Data to use:
☆ ☆ ☆ ☆ ☆ ☆ ☆

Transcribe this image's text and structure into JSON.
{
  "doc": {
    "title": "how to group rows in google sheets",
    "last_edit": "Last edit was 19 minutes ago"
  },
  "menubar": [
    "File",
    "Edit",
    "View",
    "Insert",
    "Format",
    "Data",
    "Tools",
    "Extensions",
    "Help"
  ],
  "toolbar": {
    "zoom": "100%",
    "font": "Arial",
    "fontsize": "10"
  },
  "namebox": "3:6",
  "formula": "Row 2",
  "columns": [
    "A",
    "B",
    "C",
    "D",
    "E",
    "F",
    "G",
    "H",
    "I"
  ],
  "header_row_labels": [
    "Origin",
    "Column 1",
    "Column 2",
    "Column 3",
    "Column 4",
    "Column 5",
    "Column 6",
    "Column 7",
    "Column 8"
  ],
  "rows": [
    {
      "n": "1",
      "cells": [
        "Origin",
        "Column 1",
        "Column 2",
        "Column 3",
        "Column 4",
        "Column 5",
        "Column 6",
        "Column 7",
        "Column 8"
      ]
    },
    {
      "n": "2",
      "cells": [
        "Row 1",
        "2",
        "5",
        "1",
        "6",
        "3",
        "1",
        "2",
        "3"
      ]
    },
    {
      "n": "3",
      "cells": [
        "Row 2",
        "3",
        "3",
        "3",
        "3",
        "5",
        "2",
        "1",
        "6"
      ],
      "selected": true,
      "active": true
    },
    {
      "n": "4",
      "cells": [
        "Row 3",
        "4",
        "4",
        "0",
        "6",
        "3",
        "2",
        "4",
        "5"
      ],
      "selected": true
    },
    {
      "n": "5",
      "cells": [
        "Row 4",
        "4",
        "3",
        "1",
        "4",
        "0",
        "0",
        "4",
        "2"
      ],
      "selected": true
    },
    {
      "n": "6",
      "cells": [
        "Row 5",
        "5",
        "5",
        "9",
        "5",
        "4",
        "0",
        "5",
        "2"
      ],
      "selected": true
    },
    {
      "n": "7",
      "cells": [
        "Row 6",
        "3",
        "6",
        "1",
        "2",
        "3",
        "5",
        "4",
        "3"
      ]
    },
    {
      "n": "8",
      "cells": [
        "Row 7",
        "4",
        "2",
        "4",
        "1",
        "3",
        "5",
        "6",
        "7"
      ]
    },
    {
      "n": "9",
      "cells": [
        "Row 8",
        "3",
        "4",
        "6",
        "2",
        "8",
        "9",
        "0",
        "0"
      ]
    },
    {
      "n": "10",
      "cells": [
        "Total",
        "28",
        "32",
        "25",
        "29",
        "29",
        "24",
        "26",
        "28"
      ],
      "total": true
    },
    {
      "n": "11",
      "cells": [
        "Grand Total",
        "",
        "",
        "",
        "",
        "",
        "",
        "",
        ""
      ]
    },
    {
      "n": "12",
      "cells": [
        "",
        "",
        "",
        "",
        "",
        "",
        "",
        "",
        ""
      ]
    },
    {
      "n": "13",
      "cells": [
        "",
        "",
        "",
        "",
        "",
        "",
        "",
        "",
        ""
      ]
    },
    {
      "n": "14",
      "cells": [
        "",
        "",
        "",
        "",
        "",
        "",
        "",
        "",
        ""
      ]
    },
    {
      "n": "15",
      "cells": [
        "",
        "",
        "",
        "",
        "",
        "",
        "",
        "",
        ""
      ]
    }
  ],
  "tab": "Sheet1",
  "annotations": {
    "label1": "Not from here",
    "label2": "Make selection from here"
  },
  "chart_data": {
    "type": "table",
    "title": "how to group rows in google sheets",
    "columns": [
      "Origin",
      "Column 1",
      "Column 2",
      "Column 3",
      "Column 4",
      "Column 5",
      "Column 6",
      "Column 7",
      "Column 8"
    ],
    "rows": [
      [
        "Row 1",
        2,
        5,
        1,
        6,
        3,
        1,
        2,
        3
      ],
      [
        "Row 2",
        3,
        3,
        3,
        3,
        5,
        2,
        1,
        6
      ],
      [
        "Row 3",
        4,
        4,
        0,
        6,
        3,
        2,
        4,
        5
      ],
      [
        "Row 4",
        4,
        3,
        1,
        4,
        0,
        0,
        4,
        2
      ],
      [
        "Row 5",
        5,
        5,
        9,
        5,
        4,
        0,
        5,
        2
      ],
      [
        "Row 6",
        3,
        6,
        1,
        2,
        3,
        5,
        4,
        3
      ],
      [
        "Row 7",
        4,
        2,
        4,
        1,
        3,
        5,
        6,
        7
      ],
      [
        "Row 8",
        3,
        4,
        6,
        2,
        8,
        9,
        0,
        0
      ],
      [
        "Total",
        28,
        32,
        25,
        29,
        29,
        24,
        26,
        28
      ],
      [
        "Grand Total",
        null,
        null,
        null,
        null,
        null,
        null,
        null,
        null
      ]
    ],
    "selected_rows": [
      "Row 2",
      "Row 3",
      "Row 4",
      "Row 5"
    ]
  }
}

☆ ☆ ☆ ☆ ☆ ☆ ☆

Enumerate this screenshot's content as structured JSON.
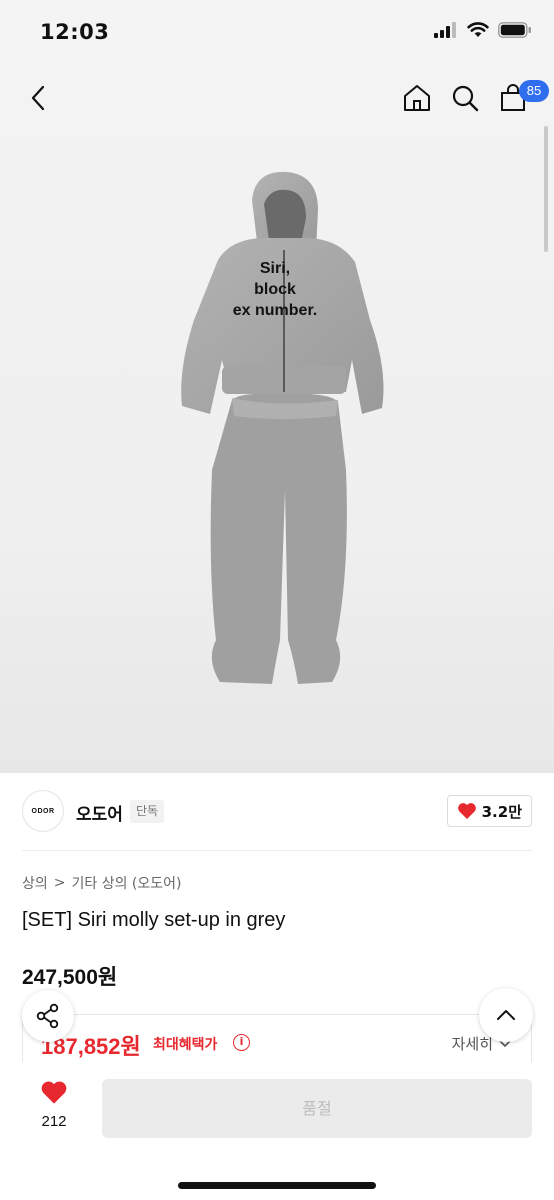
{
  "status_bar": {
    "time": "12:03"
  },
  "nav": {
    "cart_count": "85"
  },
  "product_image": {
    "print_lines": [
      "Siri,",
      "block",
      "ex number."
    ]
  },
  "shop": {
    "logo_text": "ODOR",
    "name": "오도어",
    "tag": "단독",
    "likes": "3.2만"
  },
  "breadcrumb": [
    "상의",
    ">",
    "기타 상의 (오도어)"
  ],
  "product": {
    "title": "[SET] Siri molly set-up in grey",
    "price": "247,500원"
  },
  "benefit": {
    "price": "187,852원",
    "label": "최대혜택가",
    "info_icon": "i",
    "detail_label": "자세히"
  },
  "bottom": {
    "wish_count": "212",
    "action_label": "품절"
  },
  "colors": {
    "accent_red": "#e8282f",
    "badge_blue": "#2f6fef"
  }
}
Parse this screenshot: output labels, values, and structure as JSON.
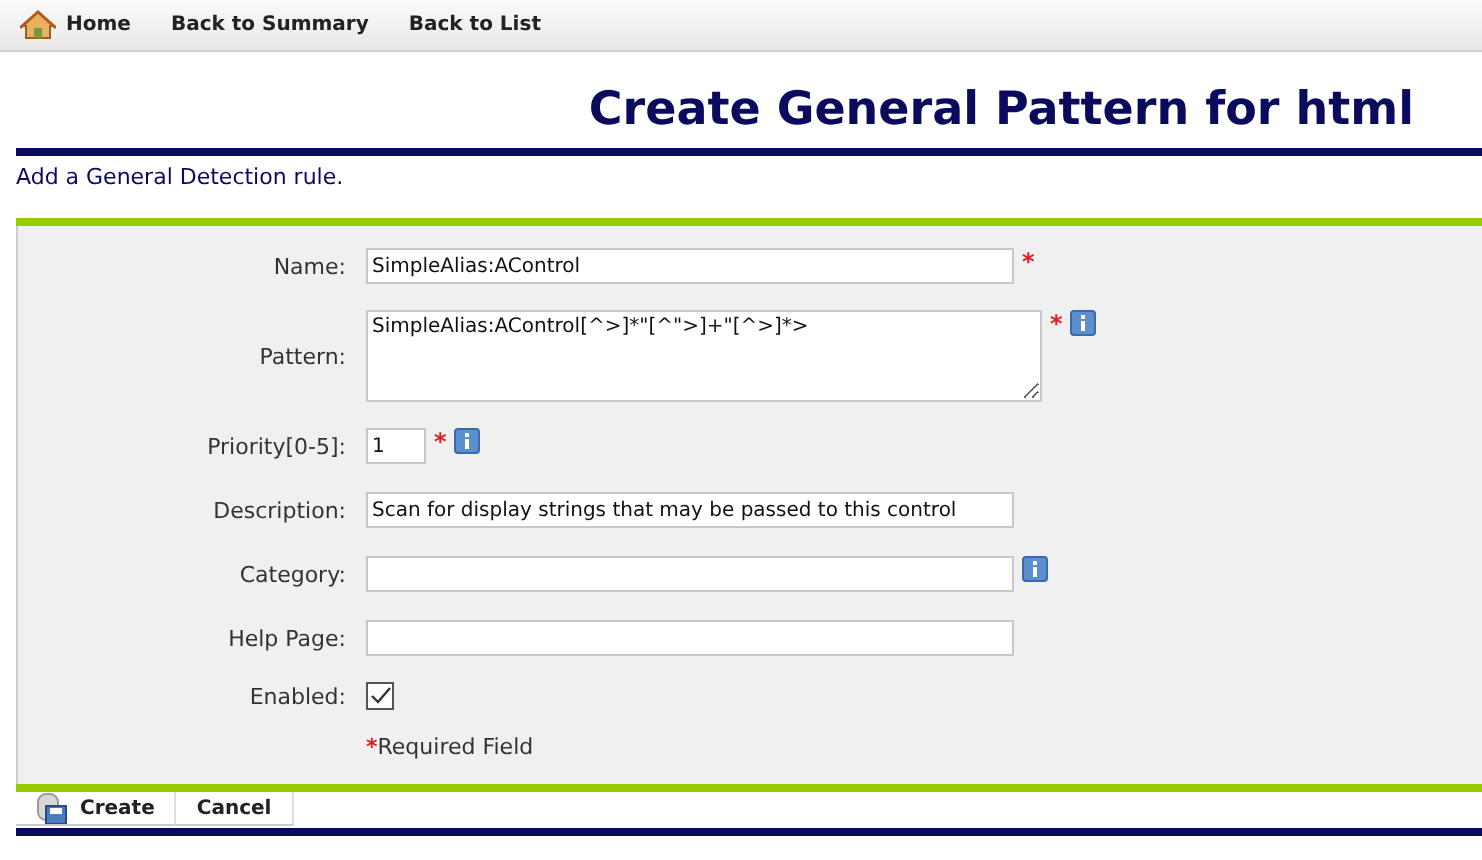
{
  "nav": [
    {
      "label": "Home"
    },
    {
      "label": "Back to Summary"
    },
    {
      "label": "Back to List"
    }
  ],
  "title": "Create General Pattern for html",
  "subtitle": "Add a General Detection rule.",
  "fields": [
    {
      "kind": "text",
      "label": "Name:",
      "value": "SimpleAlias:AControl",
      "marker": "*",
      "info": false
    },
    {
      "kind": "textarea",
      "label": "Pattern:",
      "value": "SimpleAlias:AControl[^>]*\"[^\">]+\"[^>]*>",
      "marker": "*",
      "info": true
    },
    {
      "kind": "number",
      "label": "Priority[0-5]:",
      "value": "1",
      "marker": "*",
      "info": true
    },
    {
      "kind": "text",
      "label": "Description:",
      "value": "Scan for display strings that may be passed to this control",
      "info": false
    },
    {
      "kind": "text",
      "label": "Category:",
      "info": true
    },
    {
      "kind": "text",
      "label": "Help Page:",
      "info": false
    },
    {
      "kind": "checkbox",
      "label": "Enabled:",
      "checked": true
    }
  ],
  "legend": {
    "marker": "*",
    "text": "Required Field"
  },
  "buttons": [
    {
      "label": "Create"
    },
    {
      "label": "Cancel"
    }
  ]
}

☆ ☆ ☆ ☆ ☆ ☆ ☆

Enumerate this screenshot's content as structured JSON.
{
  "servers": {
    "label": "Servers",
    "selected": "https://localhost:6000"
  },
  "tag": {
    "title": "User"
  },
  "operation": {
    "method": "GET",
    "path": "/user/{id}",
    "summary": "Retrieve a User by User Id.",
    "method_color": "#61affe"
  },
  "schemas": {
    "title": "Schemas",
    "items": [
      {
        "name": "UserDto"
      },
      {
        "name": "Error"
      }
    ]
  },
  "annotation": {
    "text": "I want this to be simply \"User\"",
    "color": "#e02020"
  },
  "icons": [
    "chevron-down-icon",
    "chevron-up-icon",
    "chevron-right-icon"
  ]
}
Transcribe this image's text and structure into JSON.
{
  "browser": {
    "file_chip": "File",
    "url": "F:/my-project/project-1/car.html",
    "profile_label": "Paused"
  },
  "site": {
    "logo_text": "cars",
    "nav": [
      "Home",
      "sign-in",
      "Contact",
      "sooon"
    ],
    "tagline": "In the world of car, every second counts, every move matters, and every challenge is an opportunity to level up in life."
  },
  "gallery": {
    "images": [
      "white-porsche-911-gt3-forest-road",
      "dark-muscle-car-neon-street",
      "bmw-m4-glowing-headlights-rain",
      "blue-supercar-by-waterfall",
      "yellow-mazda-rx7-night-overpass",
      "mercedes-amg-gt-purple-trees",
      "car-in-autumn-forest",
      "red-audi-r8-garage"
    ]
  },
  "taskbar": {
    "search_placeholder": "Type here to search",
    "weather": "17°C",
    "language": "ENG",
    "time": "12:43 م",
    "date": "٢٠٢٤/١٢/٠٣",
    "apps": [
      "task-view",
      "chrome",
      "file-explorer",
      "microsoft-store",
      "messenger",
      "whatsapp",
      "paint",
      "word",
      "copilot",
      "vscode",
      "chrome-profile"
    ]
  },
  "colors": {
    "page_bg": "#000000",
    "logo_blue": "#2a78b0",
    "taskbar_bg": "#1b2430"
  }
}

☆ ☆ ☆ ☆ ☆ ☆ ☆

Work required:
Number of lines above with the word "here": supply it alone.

Task output:
3